1865: “During the next few years the railroad experienced all the vicissitudes of war. The territory through which it passed was drenched with the blood of contending armies, and the railroad and its rolling stock were torn up, burned and laid waste by defenders and invaders alike. The route between Jackson and Vicksburg was almost a solid battleground. The broken uplands in Hinds and Warren counties were scenes of numerous skirmishes and several important battles. Desperate battles were fought near Raymond, at Champion Hill, Bakers Creek, and Big Black Creek. Jackson was sacked and burned and Vicksburg was the scene of one of the greatest military sieges ever witnessed on this continent. The following graphic account of the damage done to the railroad during the war is contained in a report which Morris Emanuel, president of the Southern Railroad, made in the fall of 1865:
At the close of the war we were left to contemplate its blighting effect on our road and property, as evidenced by our tracks torn up, crossties burned, rails bent, twisted and broken, bridges and culverts destroyed, depots burned, cars destroyed, and locomotives and all other machinery in a damaged condition without a dollar in the treasury, with nearly $1,5000,000 of unpaid debts that had matured during the war, besides upwards of $500,000 of unpaid interest coupons, making a total of more than $2,000,000 of indebtedness past due.” – History of Alabama and Vicksburg R.R.

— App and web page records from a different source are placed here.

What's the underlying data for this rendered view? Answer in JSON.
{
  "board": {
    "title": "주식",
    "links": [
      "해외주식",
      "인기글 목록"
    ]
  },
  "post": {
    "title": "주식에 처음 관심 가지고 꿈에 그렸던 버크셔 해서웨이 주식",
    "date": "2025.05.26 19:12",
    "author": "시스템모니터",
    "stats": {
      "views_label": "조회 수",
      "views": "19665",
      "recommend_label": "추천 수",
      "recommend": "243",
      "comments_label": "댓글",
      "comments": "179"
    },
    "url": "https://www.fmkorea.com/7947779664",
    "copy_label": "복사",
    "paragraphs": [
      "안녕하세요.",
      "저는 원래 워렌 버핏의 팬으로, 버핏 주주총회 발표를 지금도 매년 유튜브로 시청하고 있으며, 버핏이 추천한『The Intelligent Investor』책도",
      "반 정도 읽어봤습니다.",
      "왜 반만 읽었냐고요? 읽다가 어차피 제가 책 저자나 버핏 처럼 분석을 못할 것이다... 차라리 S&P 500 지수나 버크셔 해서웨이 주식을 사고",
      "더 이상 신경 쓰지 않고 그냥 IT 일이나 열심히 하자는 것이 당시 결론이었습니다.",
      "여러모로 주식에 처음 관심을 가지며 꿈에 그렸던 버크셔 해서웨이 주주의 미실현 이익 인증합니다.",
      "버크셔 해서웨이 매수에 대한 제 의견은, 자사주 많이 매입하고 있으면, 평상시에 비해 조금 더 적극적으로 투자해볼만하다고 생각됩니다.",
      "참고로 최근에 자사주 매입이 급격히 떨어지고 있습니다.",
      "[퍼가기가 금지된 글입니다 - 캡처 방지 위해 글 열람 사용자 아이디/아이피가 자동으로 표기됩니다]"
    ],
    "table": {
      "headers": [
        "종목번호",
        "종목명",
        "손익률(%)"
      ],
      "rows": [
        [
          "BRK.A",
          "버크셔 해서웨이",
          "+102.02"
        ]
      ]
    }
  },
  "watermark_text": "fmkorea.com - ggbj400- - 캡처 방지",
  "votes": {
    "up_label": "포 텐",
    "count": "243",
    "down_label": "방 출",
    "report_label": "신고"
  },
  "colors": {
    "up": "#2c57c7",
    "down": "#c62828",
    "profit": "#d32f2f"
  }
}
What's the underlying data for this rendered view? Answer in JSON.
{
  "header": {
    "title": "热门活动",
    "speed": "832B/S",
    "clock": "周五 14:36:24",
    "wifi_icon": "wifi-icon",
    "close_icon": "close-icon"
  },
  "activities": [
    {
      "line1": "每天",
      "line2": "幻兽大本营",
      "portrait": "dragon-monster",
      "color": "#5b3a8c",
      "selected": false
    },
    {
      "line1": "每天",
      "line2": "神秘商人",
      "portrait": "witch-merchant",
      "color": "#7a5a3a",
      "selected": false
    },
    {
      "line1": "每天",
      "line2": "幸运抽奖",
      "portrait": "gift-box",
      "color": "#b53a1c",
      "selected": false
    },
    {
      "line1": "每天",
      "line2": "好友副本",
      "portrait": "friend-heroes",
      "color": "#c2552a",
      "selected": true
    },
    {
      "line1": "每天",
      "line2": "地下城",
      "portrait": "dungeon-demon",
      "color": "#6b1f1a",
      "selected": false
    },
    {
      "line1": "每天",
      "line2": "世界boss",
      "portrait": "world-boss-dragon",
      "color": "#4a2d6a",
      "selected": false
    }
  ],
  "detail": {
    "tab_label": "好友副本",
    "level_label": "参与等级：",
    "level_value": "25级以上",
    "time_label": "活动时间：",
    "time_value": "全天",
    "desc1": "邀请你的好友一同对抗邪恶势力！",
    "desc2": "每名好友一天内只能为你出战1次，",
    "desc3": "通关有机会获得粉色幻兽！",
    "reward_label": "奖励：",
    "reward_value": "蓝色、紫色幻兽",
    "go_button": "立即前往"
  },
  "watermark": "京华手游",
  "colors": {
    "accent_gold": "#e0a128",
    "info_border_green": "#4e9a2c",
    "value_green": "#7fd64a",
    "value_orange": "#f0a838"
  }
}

1870: Morris Emanuel, age 66, born about 1804 in Virginia, Railroad President, Vicksburg, Ward 7, Warren, Mississippi – United States Federal Census
1879: Death of Dr. Morris Emanuel notice – Wednesday, May 21, 1879, Daily Commercial (Vicksburg, MS)
Thank you for doing a post on the Emanuel’s Sarsaparilla, and providing more information on the life of Morris Emanuel. Vicksburg has some great bottles, in general Mississippi has some very early bottles, along with several rare Bitters, that are near impossible to obtain for a collection. Vicksburg is my hometown, I primarily collect Vicksburg bottles, mainly because I feel I have a connection with their history. I am including several pictures of a Emanuel’s Southern Antidote that I was fortunate enough to add to my collection, along with a couple pictures of the O.O. Woodman’s Sarsaparilla from Vicksburg, taken from the Mississippi Antique Bottles and Jugs reference book, both the Emanuel’s and Woodman’s Sarsaparilla bottles are very close in form and rarity. Again thank you for the post on the Emanuel’s, I have always felt Mississippi does not receive any credit for our history of bottles, with the cities of Memphis, New Orleans, and Mobile surrounding our great state, bottles from those cities seem to carry the spot light in the South, and we seem to stay in the shadows. Thank you and your wife for your website, and for all the work done to carry on the history of bottles and the fascinating hobby of bottle collecting. Regards, Chris Brumitt